WHAT THE TASK ASKS
Check every line of the data below for the string "screenshot", and copy the ones that hold it.

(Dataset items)
----

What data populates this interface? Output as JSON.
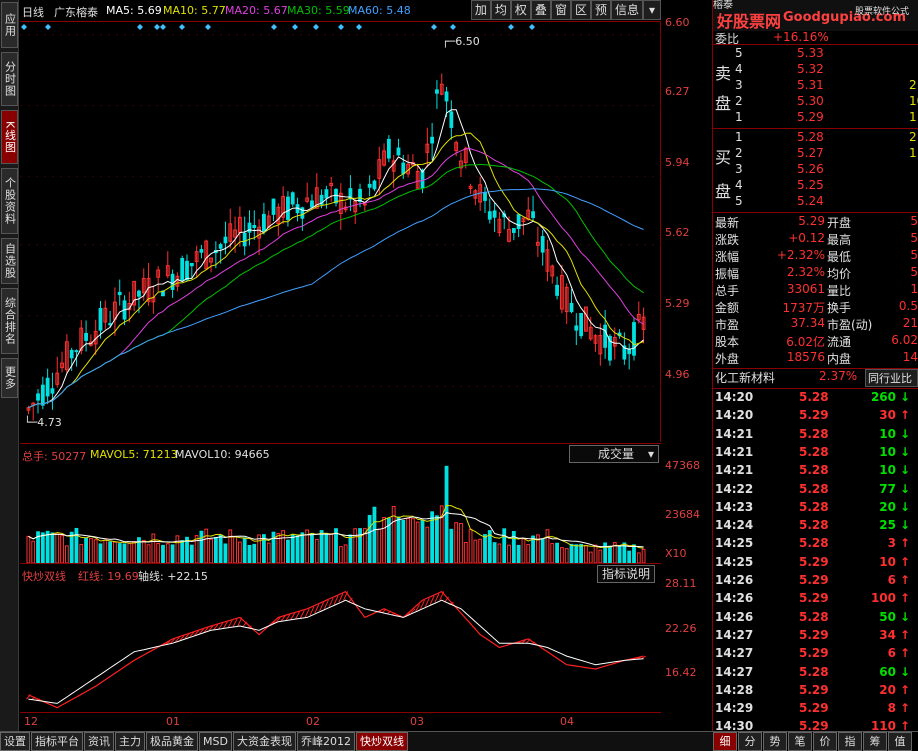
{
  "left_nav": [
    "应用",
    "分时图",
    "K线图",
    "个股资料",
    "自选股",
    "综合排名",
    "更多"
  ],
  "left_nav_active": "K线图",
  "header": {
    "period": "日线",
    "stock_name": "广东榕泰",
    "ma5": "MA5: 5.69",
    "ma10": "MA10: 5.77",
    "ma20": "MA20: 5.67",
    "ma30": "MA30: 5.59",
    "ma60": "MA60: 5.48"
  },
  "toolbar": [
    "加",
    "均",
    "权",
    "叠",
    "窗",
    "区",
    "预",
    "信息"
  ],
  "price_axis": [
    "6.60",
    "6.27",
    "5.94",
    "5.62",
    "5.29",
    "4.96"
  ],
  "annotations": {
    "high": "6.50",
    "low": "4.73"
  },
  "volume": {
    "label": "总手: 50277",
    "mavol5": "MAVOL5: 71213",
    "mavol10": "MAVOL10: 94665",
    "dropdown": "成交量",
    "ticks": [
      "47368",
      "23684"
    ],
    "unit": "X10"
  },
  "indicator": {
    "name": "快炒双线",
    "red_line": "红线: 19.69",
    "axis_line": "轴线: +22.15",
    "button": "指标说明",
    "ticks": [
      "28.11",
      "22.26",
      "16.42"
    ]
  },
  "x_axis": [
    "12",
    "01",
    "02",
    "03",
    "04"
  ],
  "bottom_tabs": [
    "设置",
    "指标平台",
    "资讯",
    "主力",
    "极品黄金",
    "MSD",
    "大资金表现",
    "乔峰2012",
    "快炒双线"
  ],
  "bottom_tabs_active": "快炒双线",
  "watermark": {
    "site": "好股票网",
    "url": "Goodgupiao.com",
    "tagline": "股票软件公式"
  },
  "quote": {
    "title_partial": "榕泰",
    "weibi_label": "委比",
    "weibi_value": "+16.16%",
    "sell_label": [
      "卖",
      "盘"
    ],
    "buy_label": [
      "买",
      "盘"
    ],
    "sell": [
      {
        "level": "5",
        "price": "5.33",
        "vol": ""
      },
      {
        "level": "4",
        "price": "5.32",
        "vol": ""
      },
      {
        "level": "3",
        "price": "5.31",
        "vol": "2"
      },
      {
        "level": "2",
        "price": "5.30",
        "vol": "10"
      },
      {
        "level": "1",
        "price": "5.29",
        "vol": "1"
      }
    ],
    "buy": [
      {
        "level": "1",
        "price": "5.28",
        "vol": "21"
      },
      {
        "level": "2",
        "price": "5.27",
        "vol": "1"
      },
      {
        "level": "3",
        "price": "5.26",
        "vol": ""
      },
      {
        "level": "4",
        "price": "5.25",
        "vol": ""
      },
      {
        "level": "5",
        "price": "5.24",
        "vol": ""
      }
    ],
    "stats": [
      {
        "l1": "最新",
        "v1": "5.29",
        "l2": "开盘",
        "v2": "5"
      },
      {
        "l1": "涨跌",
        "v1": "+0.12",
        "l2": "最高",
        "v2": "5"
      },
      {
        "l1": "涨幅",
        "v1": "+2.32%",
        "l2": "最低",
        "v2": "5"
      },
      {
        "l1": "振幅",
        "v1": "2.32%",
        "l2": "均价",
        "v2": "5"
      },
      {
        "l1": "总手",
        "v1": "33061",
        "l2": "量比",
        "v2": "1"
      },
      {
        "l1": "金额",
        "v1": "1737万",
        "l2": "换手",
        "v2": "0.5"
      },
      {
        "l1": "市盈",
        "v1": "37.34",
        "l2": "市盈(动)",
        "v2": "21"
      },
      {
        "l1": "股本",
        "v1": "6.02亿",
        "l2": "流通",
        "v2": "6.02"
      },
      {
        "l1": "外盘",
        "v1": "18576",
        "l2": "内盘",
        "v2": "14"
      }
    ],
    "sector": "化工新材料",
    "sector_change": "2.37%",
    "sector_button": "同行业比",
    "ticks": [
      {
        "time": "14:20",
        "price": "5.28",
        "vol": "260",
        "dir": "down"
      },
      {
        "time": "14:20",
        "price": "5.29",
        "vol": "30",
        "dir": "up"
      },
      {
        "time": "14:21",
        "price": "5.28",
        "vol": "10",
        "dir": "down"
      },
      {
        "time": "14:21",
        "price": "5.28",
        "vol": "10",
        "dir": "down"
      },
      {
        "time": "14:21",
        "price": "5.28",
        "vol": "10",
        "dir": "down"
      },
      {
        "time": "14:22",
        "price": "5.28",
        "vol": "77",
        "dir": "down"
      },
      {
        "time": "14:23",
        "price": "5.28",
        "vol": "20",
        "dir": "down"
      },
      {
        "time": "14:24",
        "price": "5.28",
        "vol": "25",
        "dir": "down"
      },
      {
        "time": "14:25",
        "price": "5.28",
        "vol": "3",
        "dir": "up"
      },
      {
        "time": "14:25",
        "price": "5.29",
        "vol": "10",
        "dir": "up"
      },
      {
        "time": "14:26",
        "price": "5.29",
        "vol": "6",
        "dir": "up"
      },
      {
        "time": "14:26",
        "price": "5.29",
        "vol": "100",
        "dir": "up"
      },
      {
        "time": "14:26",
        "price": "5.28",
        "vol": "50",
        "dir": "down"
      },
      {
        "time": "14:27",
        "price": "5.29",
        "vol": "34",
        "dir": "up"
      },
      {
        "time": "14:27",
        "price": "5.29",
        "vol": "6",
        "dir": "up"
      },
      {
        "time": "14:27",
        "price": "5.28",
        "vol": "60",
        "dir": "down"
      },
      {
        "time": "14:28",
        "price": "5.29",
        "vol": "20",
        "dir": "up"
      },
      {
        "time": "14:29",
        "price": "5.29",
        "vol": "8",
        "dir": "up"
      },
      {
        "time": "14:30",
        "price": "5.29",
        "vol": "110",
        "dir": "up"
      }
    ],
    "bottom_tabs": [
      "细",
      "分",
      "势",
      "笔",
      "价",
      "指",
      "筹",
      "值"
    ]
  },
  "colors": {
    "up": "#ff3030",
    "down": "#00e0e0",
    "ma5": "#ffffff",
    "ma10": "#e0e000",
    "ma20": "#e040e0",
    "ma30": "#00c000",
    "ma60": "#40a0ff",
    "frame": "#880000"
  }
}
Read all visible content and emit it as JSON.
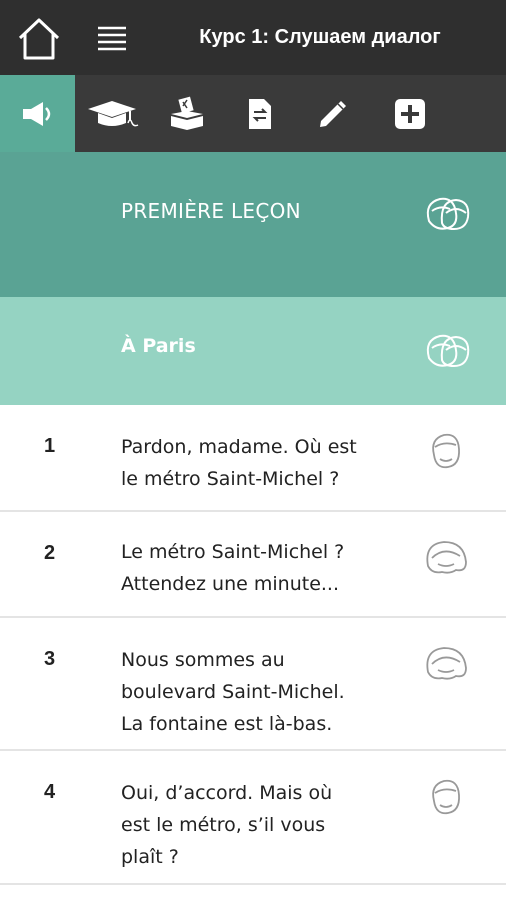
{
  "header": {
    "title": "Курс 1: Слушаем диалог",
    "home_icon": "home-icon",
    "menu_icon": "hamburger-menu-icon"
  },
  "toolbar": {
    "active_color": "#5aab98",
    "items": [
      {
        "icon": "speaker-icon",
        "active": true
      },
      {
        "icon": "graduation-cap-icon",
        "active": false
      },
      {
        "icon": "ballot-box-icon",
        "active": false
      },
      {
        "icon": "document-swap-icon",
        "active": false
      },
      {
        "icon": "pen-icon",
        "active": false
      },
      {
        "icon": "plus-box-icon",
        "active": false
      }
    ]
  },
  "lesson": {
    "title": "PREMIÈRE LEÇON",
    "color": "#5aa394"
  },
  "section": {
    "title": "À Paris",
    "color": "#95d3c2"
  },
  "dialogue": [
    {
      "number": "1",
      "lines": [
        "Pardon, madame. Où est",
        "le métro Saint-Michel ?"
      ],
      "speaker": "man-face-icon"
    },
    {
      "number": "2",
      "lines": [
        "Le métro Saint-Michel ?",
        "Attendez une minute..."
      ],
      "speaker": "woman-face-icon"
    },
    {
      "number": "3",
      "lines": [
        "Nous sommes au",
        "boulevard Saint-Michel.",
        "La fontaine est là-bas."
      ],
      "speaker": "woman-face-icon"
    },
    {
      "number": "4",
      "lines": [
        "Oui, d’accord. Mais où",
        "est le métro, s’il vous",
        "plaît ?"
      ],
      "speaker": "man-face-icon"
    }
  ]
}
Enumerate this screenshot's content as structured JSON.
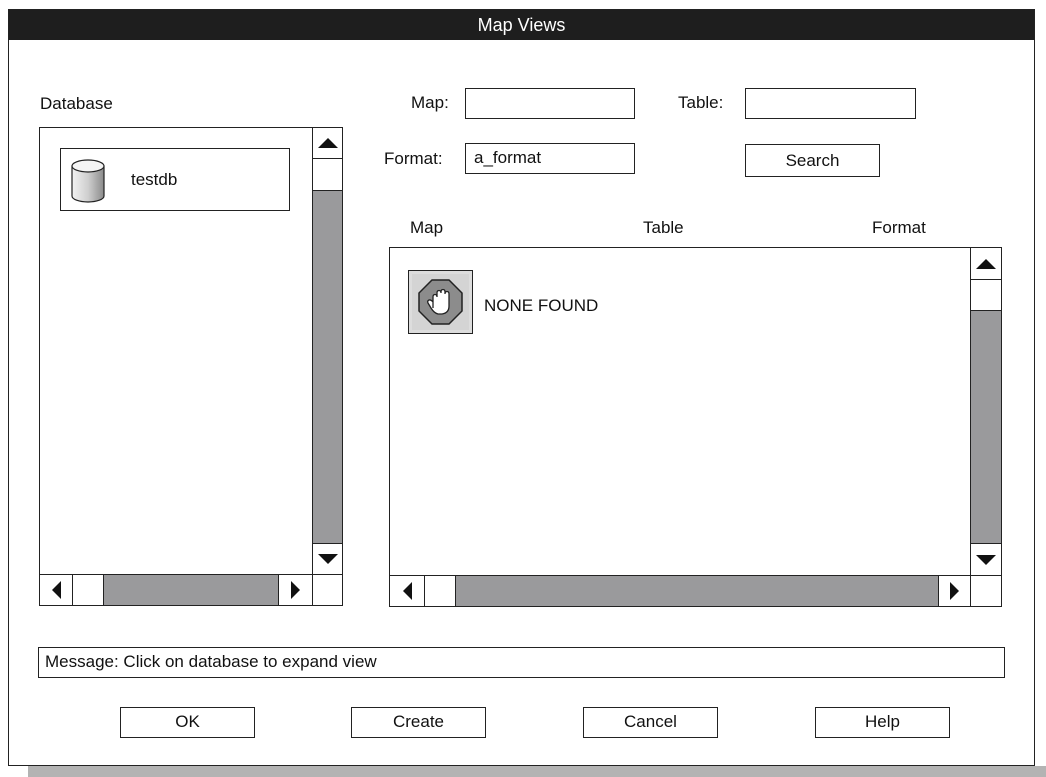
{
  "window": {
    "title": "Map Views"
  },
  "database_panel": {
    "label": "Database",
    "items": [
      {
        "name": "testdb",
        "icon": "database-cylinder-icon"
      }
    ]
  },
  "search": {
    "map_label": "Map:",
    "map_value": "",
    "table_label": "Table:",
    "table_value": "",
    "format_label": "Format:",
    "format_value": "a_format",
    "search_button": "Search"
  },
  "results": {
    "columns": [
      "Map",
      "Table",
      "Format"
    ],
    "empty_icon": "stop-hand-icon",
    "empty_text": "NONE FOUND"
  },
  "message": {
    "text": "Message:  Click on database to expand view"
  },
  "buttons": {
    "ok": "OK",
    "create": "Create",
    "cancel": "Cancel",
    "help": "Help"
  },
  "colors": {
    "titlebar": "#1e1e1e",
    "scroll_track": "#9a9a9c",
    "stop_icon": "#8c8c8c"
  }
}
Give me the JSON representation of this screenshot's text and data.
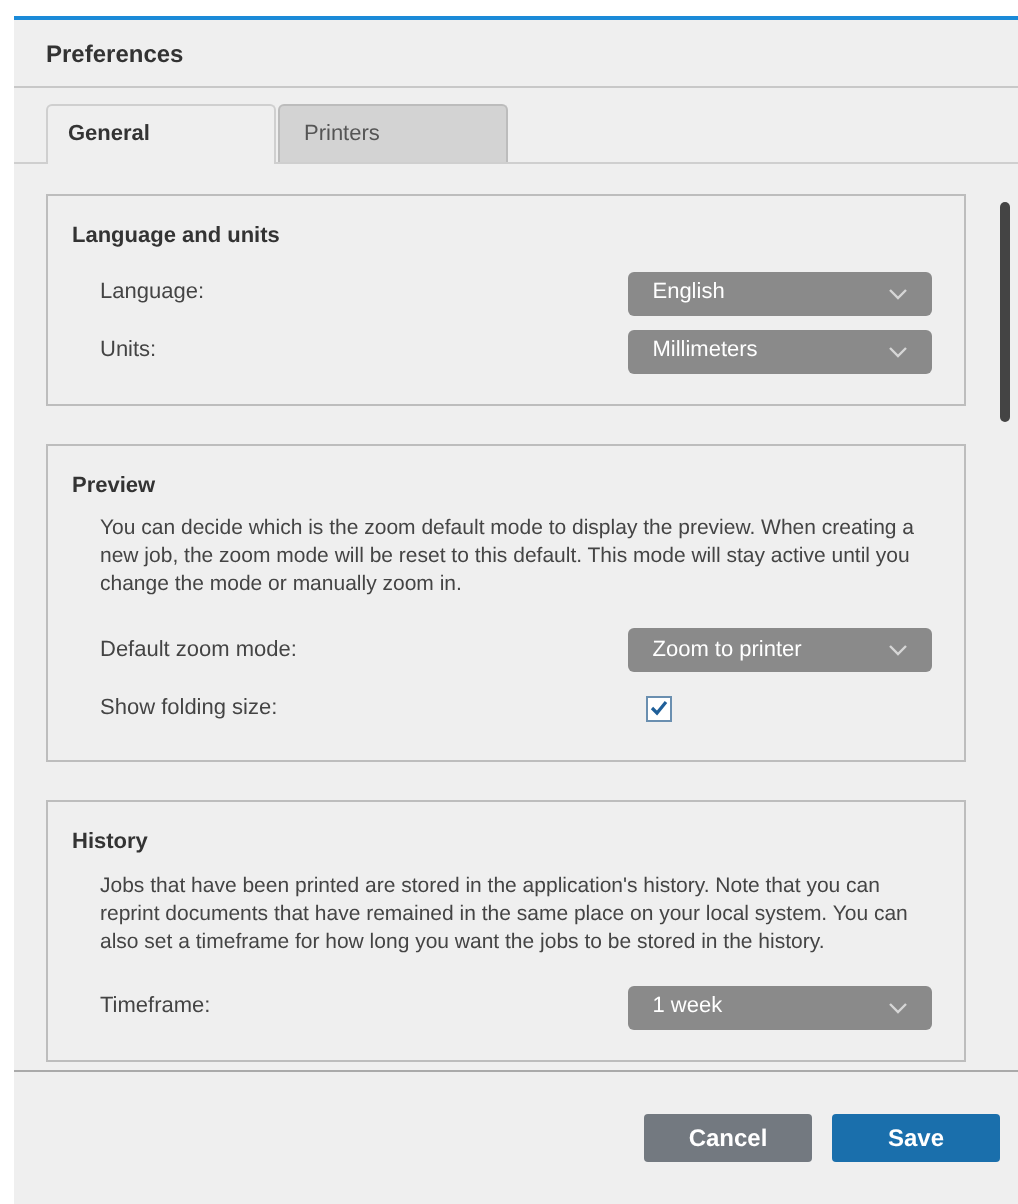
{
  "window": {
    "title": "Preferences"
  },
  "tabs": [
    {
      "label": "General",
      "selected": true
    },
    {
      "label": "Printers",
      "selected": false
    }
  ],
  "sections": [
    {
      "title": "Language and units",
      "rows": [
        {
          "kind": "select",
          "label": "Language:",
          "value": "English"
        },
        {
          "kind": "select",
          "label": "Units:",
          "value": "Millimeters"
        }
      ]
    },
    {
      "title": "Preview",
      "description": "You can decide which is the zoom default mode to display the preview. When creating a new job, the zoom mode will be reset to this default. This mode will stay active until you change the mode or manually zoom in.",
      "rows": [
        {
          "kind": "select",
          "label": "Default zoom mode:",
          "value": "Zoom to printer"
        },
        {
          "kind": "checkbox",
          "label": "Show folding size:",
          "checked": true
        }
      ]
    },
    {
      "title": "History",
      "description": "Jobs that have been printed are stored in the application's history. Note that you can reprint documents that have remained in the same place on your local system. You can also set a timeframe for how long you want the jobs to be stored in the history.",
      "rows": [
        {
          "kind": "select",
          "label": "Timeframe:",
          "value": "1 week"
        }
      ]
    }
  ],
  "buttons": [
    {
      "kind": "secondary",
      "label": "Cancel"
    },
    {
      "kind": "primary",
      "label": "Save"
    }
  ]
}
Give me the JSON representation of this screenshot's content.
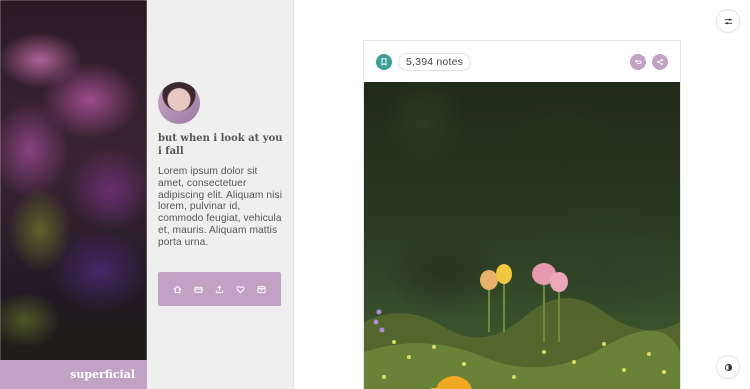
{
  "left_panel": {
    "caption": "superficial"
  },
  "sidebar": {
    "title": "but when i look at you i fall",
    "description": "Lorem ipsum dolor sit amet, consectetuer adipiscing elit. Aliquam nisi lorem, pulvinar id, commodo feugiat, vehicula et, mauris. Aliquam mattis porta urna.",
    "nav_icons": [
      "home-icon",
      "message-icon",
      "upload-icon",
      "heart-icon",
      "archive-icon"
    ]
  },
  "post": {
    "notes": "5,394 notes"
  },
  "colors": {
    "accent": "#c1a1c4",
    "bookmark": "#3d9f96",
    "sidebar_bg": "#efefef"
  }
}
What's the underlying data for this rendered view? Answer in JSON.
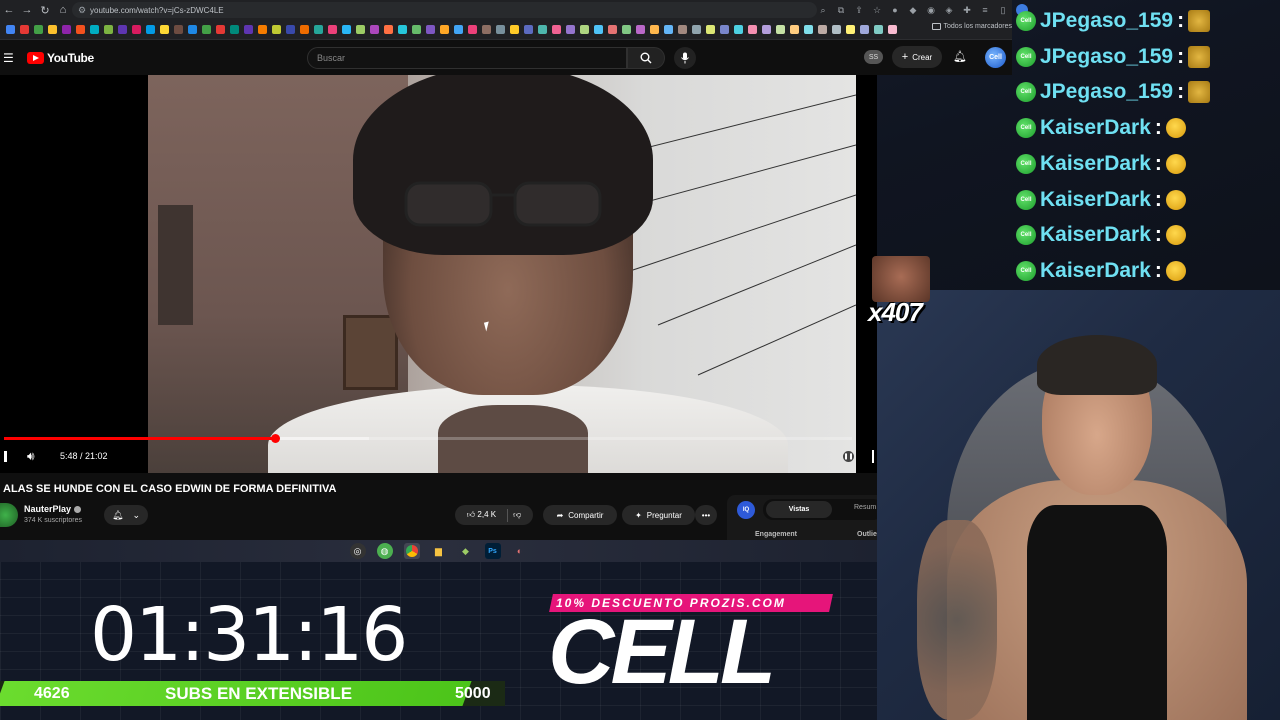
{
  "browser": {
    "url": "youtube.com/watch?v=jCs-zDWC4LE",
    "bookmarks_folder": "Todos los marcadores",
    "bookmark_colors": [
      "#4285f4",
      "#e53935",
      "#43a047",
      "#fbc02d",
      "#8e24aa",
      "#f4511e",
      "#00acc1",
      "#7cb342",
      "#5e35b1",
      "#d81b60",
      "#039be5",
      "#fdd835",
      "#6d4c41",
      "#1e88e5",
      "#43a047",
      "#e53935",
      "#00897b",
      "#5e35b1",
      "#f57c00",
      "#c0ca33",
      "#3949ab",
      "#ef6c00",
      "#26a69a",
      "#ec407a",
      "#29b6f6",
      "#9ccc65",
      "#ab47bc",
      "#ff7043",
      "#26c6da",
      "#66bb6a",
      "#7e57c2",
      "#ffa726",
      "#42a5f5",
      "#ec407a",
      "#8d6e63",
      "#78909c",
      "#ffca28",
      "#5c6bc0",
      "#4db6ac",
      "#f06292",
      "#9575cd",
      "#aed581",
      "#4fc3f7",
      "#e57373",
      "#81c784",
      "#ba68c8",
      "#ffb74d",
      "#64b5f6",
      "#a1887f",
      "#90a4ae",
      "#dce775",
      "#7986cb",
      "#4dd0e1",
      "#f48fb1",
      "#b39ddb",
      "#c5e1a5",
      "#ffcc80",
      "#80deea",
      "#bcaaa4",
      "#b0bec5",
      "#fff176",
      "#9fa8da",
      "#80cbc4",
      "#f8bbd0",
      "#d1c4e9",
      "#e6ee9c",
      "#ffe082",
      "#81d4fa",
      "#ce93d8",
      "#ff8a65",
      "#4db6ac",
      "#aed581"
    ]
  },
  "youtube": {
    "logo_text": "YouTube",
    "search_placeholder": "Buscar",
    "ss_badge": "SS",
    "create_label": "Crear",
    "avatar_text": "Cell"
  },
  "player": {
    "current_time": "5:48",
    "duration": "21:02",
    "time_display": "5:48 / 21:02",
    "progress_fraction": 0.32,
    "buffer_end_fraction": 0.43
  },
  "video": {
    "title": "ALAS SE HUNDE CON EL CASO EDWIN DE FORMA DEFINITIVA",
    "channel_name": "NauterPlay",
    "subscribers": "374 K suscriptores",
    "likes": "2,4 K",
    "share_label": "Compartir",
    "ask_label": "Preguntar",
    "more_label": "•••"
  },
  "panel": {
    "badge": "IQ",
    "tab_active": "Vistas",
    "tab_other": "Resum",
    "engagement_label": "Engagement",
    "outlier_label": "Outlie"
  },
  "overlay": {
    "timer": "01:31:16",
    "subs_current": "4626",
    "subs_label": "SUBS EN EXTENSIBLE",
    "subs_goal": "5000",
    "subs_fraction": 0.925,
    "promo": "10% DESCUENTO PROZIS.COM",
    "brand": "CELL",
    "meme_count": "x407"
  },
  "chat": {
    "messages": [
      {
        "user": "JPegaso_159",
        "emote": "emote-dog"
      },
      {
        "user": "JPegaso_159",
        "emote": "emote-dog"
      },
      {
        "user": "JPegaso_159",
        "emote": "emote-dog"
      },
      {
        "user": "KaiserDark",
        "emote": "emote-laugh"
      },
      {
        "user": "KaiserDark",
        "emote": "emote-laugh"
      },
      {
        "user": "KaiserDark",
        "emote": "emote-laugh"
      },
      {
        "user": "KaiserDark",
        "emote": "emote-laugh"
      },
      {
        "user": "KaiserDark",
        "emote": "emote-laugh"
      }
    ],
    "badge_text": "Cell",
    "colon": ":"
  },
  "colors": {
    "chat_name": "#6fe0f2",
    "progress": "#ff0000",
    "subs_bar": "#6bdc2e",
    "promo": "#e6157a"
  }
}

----

ANSWER SECTION
Enumerate this screenshot's content as structured JSON.
Give me the JSON representation of this screenshot's text and data.
Give me the JSON representation of this screenshot's content.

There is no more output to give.